Students Drive Overhaul of School Lunch
Students in Niles Township High School District 219 in Skokie, Ill., were getting tired of paying more money for healthy foods at lunch and craved nutritious meals with a variety of flavors and choices at a fair price. Students were actually paying more for salad and carrot sticks than unhealthy foods such as pizza or fries. In early 2010, they asked the school board to make changes in the food. Because of the growing rates of diabetes and obesity in school-aged children around the nation, board members had to act.
Last August, about 18 months after the district’s board started considering overhauling its school lunch program, the district implemented a five-year sustainable food program with a Chicago-based company called Organic Life, despite the fact that Congress knocked down measures by the U.S. Department of Agriculture to improve nutrition in school lunches a few months later.
The process for the new program started in early 2010 after initiative from students, when the district created a wellness committee comprised of teachers and staff that met with students and conducted surveys to find out how students felt about lunch choices. Students participated in taste tests and the district eventually chose Organic Life with the help of student input.
“Including students in the process of creating the environment in which they live and learn every day is an essential component to creating an environment that is respected and embraced by those who use it and is part of our long-term goal to teach leadership,” says Superintendent Nanciann Gatta.
Local and Organic
At the start of the school year, under the supervision of the National School Lunch Program (NSLP), Organic Life started serving local and organic food that makes up seven complete lunches every day at three high schools serving 4,800 students. The district will save $600,000 per year with NSLP funds and Organic Life.
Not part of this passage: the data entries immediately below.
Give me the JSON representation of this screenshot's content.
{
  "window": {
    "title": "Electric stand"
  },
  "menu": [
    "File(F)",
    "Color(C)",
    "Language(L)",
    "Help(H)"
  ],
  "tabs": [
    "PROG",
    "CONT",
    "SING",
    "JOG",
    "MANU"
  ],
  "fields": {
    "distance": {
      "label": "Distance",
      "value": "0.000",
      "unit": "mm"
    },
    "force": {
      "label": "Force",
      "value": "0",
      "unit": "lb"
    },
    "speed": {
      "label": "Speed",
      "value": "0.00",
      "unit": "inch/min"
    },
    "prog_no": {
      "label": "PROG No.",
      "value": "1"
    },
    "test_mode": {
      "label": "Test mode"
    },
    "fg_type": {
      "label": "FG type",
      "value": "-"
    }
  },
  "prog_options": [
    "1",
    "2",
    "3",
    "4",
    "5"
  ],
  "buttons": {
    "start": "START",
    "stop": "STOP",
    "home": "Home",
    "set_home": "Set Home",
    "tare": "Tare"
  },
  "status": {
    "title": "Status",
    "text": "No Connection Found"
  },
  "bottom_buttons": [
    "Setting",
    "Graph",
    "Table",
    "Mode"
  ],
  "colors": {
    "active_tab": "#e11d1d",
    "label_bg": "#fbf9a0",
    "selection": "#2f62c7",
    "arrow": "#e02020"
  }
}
Lunches include a main course—such as pasta primavera tossed in lightly roasted garlic and herb oil or free-range chicken—organic steamed vegetables and fresh organic fruit. Green plate specials, which are the cheapest and healthiest meals, are $2.25 each or free for students who qualify for free or reduced-price lunches, which is about 31 percent of the student population.
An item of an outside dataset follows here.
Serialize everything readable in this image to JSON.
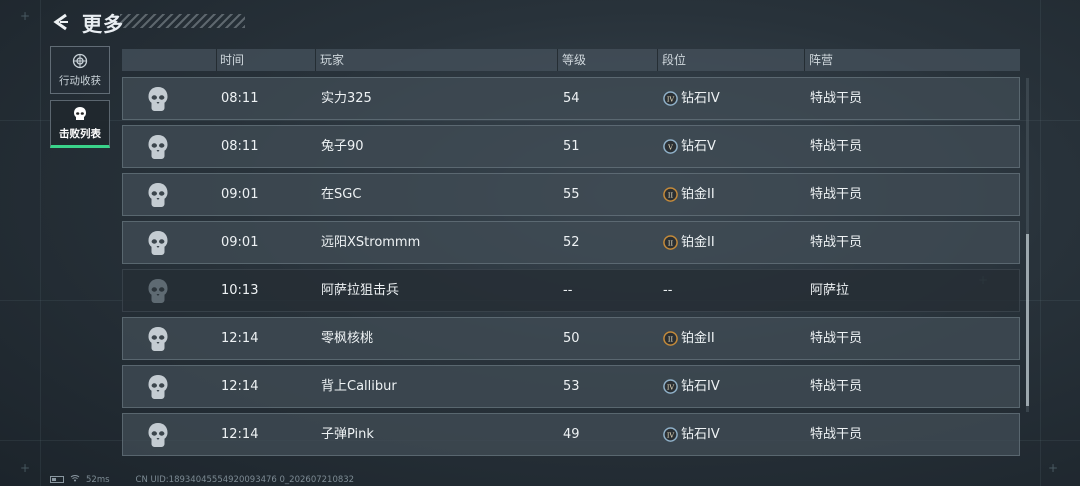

Sheri Doniger, vice president of the school board, played an essential role in seeing this initiative through. “We look at lunch as an extension of the classroom and as another period,” she says. “For a lot of our kids, this is the only healthy meal they get all day and the only way to show them what a healthy meal looks like.”
Paul O’Malley, assistant superintendent of business services, says this five-year plan allows for gradual change. “We didn’t want the provider to change the food in the first year,” he explains. “We have to explore which foods are helpful, and we have a five-year progression to change food practices and increase organic food purchasing.”
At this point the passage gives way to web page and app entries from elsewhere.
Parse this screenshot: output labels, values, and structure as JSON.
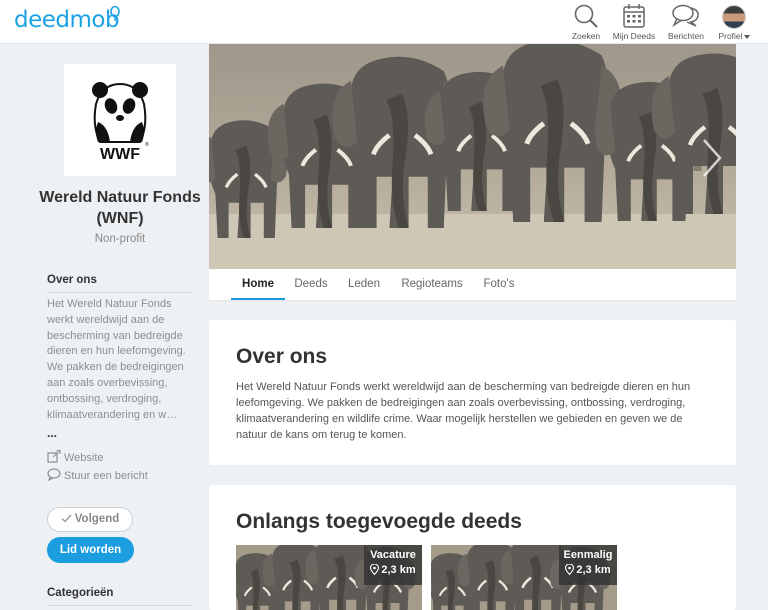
{
  "header": {
    "logo_text": "deedmob",
    "nav": [
      {
        "label": "Zoeken",
        "icon": "search-icon"
      },
      {
        "label": "Mijn Deeds",
        "icon": "calendar-icon"
      },
      {
        "label": "Berichten",
        "icon": "chat-icon"
      },
      {
        "label": "Profiel",
        "icon": "avatar"
      }
    ]
  },
  "org": {
    "logo_text": "WWF",
    "logo_mark": "®",
    "name": "Wereld Natuur Fonds (WNF)",
    "type": "Non-profit"
  },
  "sidebar": {
    "about_heading": "Over ons",
    "about_text": "Het Wereld Natuur Fonds werkt wereldwijd aan de bescherming van bedreigde dieren en hun leefomgeving. We pakken de bedreigingen aan zoals overbevissing, ontbossing, verdroging, klimaatverandering en w…",
    "more": "...",
    "website_label": "Website",
    "message_label": "Stuur een bericht",
    "follow_label": "Volgend",
    "join_label": "Lid worden",
    "categories_heading": "Categorieën"
  },
  "tabs": [
    {
      "label": "Home",
      "active": true
    },
    {
      "label": "Deeds",
      "active": false
    },
    {
      "label": "Leden",
      "active": false
    },
    {
      "label": "Regioteams",
      "active": false
    },
    {
      "label": "Foto's",
      "active": false
    }
  ],
  "about_card": {
    "title": "Over ons",
    "body": "Het Wereld Natuur Fonds werkt wereldwijd aan de bescherming van bedreigde dieren en hun leefomgeving. We pakken de bedreigingen aan zoals overbevissing, ontbossing, verdroging, klimaatverandering en wildlife crime. Waar mogelijk herstellen we gebieden en geven we de natuur de kans om terug te komen."
  },
  "recent_card": {
    "title": "Onlangs toegevoegde deeds",
    "deeds": [
      {
        "type": "Vacature",
        "distance": "2,3 km"
      },
      {
        "type": "Eenmalig",
        "distance": "2,3 km"
      }
    ]
  },
  "colors": {
    "brand": "#1da1e2",
    "button": "#1b9de0",
    "background": "#eef1f4"
  }
}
Based on feedback from students, the community and school board, District 219 came up with 67 different strategies to implement over five years. These practices include buying local and organic fruits, vegetables and meats, purchasing kitchen clothing made from organic cotton, and hanging signs about nutrition around the cafeteria.
The district plans to increase sustainable practices each year and to reduce costs while doing so. Organic and local food purchases started at 20 percent of the total cost of foods purchased and will increase by 5 percent each year. Employees are measuring the amount of water, gas and electricity used not just to reduce costs, but to build consciousness. They also started measuring food waste in the kitchen in November and are looking for a way to begin composting waste.